*WHAT IS NEEDED*:
A faithful, complete copy of the entries below is required, with images removed.

----

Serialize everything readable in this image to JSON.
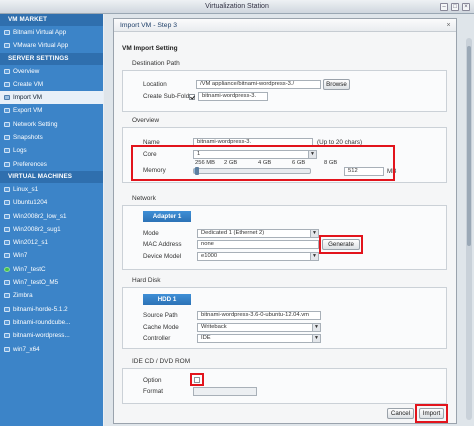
{
  "window": {
    "title": "Virtualization Station"
  },
  "sidebar": {
    "sections": [
      {
        "title": "VM MARKET",
        "items": [
          {
            "label": "Bitnami Virtual App",
            "selected": false,
            "running": false
          },
          {
            "label": "VMware Virtual App",
            "selected": false,
            "running": false
          }
        ]
      },
      {
        "title": "SERVER SETTINGS",
        "items": [
          {
            "label": "Overview",
            "selected": false,
            "running": false
          },
          {
            "label": "Create VM",
            "selected": false,
            "running": false
          },
          {
            "label": "Import VM",
            "selected": true,
            "running": false
          },
          {
            "label": "Export VM",
            "selected": false,
            "running": false
          },
          {
            "label": "Network Setting",
            "selected": false,
            "running": false
          },
          {
            "label": "Snapshots",
            "selected": false,
            "running": false
          },
          {
            "label": "Logs",
            "selected": false,
            "running": false
          },
          {
            "label": "Preferences",
            "selected": false,
            "running": false
          }
        ]
      },
      {
        "title": "VIRTUAL MACHINES",
        "items": [
          {
            "label": "Linux_s1",
            "selected": false,
            "running": false
          },
          {
            "label": "Ubuntu1204",
            "selected": false,
            "running": false
          },
          {
            "label": "Win2008r2_low_s1",
            "selected": false,
            "running": false
          },
          {
            "label": "Win2008r2_sug1",
            "selected": false,
            "running": false
          },
          {
            "label": "Win2012_s1",
            "selected": false,
            "running": false
          },
          {
            "label": "Win7",
            "selected": false,
            "running": false
          },
          {
            "label": "Win7_testC",
            "selected": false,
            "running": true
          },
          {
            "label": "Win7_testO_M5",
            "selected": false,
            "running": false
          },
          {
            "label": "Zimbra",
            "selected": false,
            "running": false
          },
          {
            "label": "bitnami-horde-5.1.2",
            "selected": false,
            "running": false
          },
          {
            "label": "bitnami-roundcube...",
            "selected": false,
            "running": false
          },
          {
            "label": "bitnami-wordpress...",
            "selected": false,
            "running": false
          },
          {
            "label": "win7_x64",
            "selected": false,
            "running": false
          }
        ]
      }
    ]
  },
  "dialog": {
    "title": "Import VM - Step 3",
    "heading": "VM Import Setting",
    "destination": {
      "section": "Destination Path",
      "location_label": "Location",
      "location_value": "/VM appliance/bitnami-wordpress-3./",
      "browse_label": "Browse",
      "create_subfolder_label": "Create Sub-Folder",
      "create_subfolder_checked": true,
      "subfolder_value": "bitnami-wordpress-3."
    },
    "overview": {
      "section": "Overview",
      "name_label": "Name",
      "name_value": "bitnami-wordpress-3.",
      "name_hint": "(Up to 20 chars)",
      "core_label": "Core",
      "core_value": "1",
      "memory_label": "Memory",
      "memory_ticks": [
        "256 MB",
        "2 GB",
        "4 GB",
        "6 GB",
        "8 GB"
      ],
      "memory_value": "512",
      "memory_unit": "MB",
      "memory_fraction": 0.03
    },
    "network": {
      "section": "Network",
      "tab": "Adapter 1",
      "mode_label": "Mode",
      "mode_value": "Dedicated 1 (Ethernet 2)",
      "mac_label": "MAC Address",
      "mac_value": "none",
      "generate_label": "Generate",
      "device_label": "Device Model",
      "device_value": "e1000"
    },
    "harddisk": {
      "section": "Hard Disk",
      "tab": "HDD 1",
      "source_label": "Source Path",
      "source_value": "bitnami-wordpress-3.6-0-ubuntu-12.04.vm",
      "cache_label": "Cache Mode",
      "cache_value": "Writeback",
      "controller_label": "Controller",
      "controller_value": "IDE"
    },
    "cdrom": {
      "section": "IDE CD / DVD ROM",
      "option_label": "Option",
      "option_checked": false,
      "format_label": "Format",
      "format_value": ""
    },
    "cancel_label": "Cancel",
    "import_label": "Import"
  },
  "colors": {
    "sidebar": "#3c84c8",
    "highlight": "#e2141c",
    "tab": "#2c72b6"
  }
}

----

*SOLUTION TO THE EXERCISE*:
Serialize everything readable in this image to JSON.
{
  "window": {
    "title": "Virtualization Station"
  },
  "sidebar": {
    "sections": [
      {
        "title": "VM MARKET",
        "items": [
          {
            "label": "Bitnami Virtual App",
            "selected": false,
            "running": false
          },
          {
            "label": "VMware Virtual App",
            "selected": false,
            "running": false
          }
        ]
      },
      {
        "title": "SERVER SETTINGS",
        "items": [
          {
            "label": "Overview",
            "selected": false,
            "running": false
          },
          {
            "label": "Create VM",
            "selected": false,
            "running": false
          },
          {
            "label": "Import VM",
            "selected": true,
            "running": false
          },
          {
            "label": "Export VM",
            "selected": false,
            "running": false
          },
          {
            "label": "Network Setting",
            "selected": false,
            "running": false
          },
          {
            "label": "Snapshots",
            "selected": false,
            "running": false
          },
          {
            "label": "Logs",
            "selected": false,
            "running": false
          },
          {
            "label": "Preferences",
            "selected": false,
            "running": false
          }
        ]
      },
      {
        "title": "VIRTUAL MACHINES",
        "items": [
          {
            "label": "Linux_s1",
            "selected": false,
            "running": false
          },
          {
            "label": "Ubuntu1204",
            "selected": false,
            "running": false
          },
          {
            "label": "Win2008r2_low_s1",
            "selected": false,
            "running": false
          },
          {
            "label": "Win2008r2_sug1",
            "selected": false,
            "running": false
          },
          {
            "label": "Win2012_s1",
            "selected": false,
            "running": false
          },
          {
            "label": "Win7",
            "selected": false,
            "running": false
          },
          {
            "label": "Win7_testC",
            "selected": false,
            "running": true
          },
          {
            "label": "Win7_testO_M5",
            "selected": false,
            "running": false
          },
          {
            "label": "Zimbra",
            "selected": false,
            "running": false
          },
          {
            "label": "bitnami-horde-5.1.2",
            "selected": false,
            "running": false
          },
          {
            "label": "bitnami-roundcube...",
            "selected": false,
            "running": false
          },
          {
            "label": "bitnami-wordpress...",
            "selected": false,
            "running": false
          },
          {
            "label": "win7_x64",
            "selected": false,
            "running": false
          }
        ]
      }
    ]
  },
  "dialog": {
    "title": "Import VM - Step 3",
    "heading": "VM Import Setting",
    "destination": {
      "section": "Destination Path",
      "location_label": "Location",
      "location_value": "/VM appliance/bitnami-wordpress-3./",
      "browse_label": "Browse",
      "create_subfolder_label": "Create Sub-Folder",
      "create_subfolder_checked": true,
      "subfolder_value": "bitnami-wordpress-3."
    },
    "overview": {
      "section": "Overview",
      "name_label": "Name",
      "name_value": "bitnami-wordpress-3.",
      "name_hint": "(Up to 20 chars)",
      "core_label": "Core",
      "core_value": "1",
      "memory_label": "Memory",
      "memory_ticks": [
        "256 MB",
        "2 GB",
        "4 GB",
        "6 GB",
        "8 GB"
      ],
      "memory_value": "512",
      "memory_unit": "MB",
      "memory_fraction": 0.03
    },
    "network": {
      "section": "Network",
      "tab": "Adapter 1",
      "mode_label": "Mode",
      "mode_value": "Dedicated 1 (Ethernet 2)",
      "mac_label": "MAC Address",
      "mac_value": "none",
      "generate_label": "Generate",
      "device_label": "Device Model",
      "device_value": "e1000"
    },
    "harddisk": {
      "section": "Hard Disk",
      "tab": "HDD 1",
      "source_label": "Source Path",
      "source_value": "bitnami-wordpress-3.6-0-ubuntu-12.04.vm",
      "cache_label": "Cache Mode",
      "cache_value": "Writeback",
      "controller_label": "Controller",
      "controller_value": "IDE"
    },
    "cdrom": {
      "section": "IDE CD / DVD ROM",
      "option_label": "Option",
      "option_checked": false,
      "format_label": "Format",
      "format_value": ""
    },
    "cancel_label": "Cancel",
    "import_label": "Import"
  },
  "colors": {
    "sidebar": "#3c84c8",
    "highlight": "#e2141c",
    "tab": "#2c72b6"
  }
}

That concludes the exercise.